Written by Karen Mahoney, Special to your Catholic Herald Thursday, 08 March 2012 11:46
Weddings have become more elaborate and expensive. The first decision is often booking the hall a year or two in advance of the wedding and filling all the engagement time with planning: wardrobe, reception, dinner, dance, music, flowers, decorations, gift registry, guest list, invitations, photographer, parties, honeymoon. Finally, almost as an afterthought, the Mass with the priest is scheduled.
Like any couple, Nicole and Jim were looking forward to their reception, but they opted to focus on the most important aspect of their wedding, the Mass. Since Nicole serves as the director of Christian formation at St. Catherine Parish in Granville, the couple’s engagement became a part of the parish community and Jim, a law enforcement officer, became one of their own.
“Over the year that we were engaged, parishioners were just as excited and supportive as most of my friends and family, asking me how things were going and praying for us,” said Nicole. “Even during the last few months, they were sharing in the countdown each week.”
While they could have held their wedding at another parish, St. Catherine seemed like home, and both decided the wedding would not be complete without being able to celebrate with their parish family. Through the parish bulletin, Nicole and Jim extended an invitation to their entire parish community to attend the wedding, as well as a small cookie and juice reception in the parish after Mass.
“The Mass was what was most important to us, and we wanted the community to be there to pray with us and support us,” said Nicole. “Working with families, teens, kids and even adults, and being a visible part of that community, it’s natural to develop relationships and a sense of belonging, and when it came down to it, we wanted them to feel welcome to come and support us in prayer.”
Planning to include parishioners in their most important day dovetailed into Nicole’s lessons to high school students about relationships, dating, dresses, flowers and sacrament.

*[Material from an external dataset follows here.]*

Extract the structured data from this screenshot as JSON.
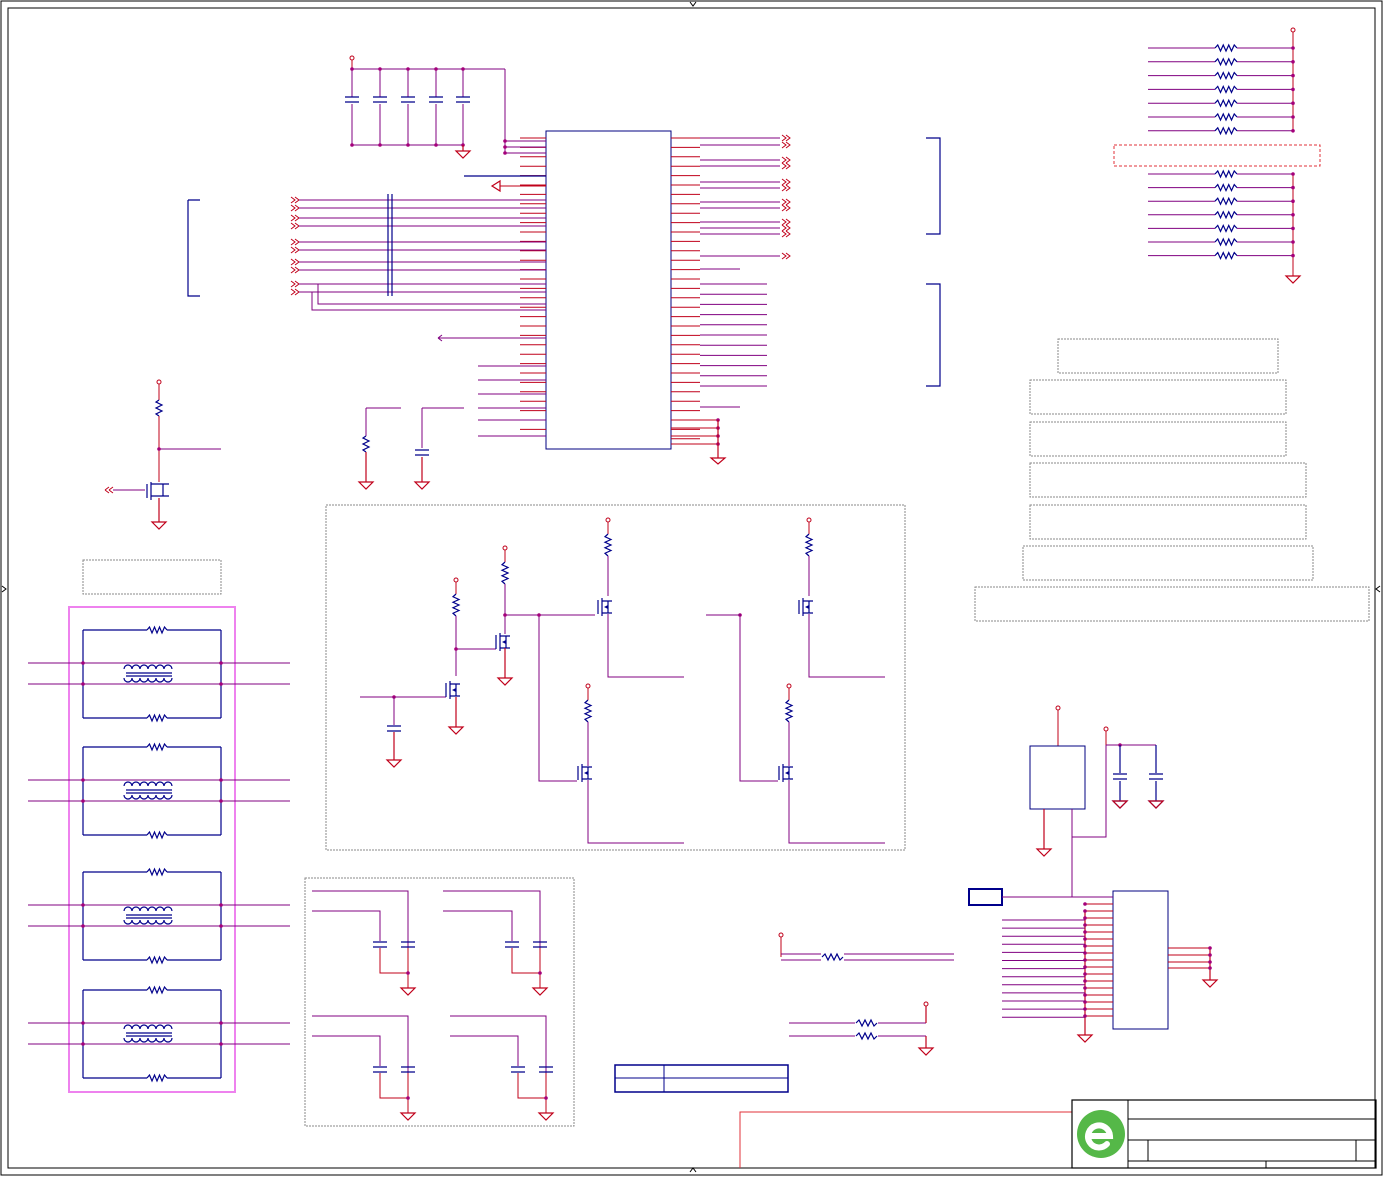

“The parents and children seemed excited to be invited and I was so grateful for the opportunity to stand with them on our wedding day and express how grateful we are for their love and support,” said Nicole.
While inviting an entire parish community to celebrate a wedding Mass is unusual, an added surprise to the community was having Archbishop Jerome E. Listecki as the main celebrant.
“It was certainly very special,” said Nicole. “The archbishop is a great priest, and a good friend of our family. My parents are both faith-filled loving people with a gift for hospitality – every person is important to them. Between growing up with that example, my mother working for the church (as secretary to the archbishop), and working for the church myself, we’ve come to develop friendships with many priests – the archbishop among them. Standing on the altar with all of our concelebrating priests and the archbishop …. wow, we felt very supported in prayer.”
Being invited to attend Nicole and Jim’s wedding was not a surprise to St. Catherine parishioner Ginny Chmiel, as she knew the couple had made an impression on many in their tightly woven community.
“They really wanted us there and it wasn’t just to have people there, it was because they made everything very personal and we were more than happy to celebrate the day with them,” she said. “I knew how happy Nicole was about the wedding and you felt that when you walked into the church. There was a large gathering of family, friends and parishioners and we were so delighted to see to many parishioners – not just people who worked with her in the church. She obviously made an impression on many people, and it was such a happy, prayerful wedding.”
Like Chmiel, parishioner John Scholz was struck by the parish-wide invitation to the Bournes’ wedding.
“It was a beautiful idea and one that I had not heard of doing before,” he said “It was truly a community event and interesting because we saw her family, then saw the members of the community all supporting her. It was very special to have the archbishop celebrating the wedding, too; he is such a personable guy.”
With a position in the parish such as Nicole’s, Tony Kuchan admitted that inviting the parish to celebrate seemed to be the perfect and most generous means to include everyone in their celebration.
“We had a good turnout; I can’t even estimate how many from the parish attended, but we were well represented as a Catholic community,” he said. “The archbishop was a marvelous surprise and it was very special that he would have taken the time to come and celebrate their wedding Mass. He gave a great homily. It was very personal and gentle and he really presented a very caring part of the verbal celebration.”
Just after their vows, Archbishop Listecki asked Nicole and Jim to turn around and look at all of the smiling faces of the people who were present and supportive of their wedding.
“It was incredibly special to be able to celebrate with all of those people,” said Nicole. “I felt honored that my husband of about six seconds and I could be witnesses to God’s love in our lives to all those gathered there. It was wonderful and moving to see that so many people from the parish cared about us, and our lives together enough that they were willing to take the time out of their busy lives to spend the afternoon with us. Working at St. Catherine is my job, yes, but it is really more than that. In ministry, you end up sharing a lot of yourself and your life with people, and your personal life becomes intertwined with the life of the parish community. I could not have imagined not having that community as part of our day.”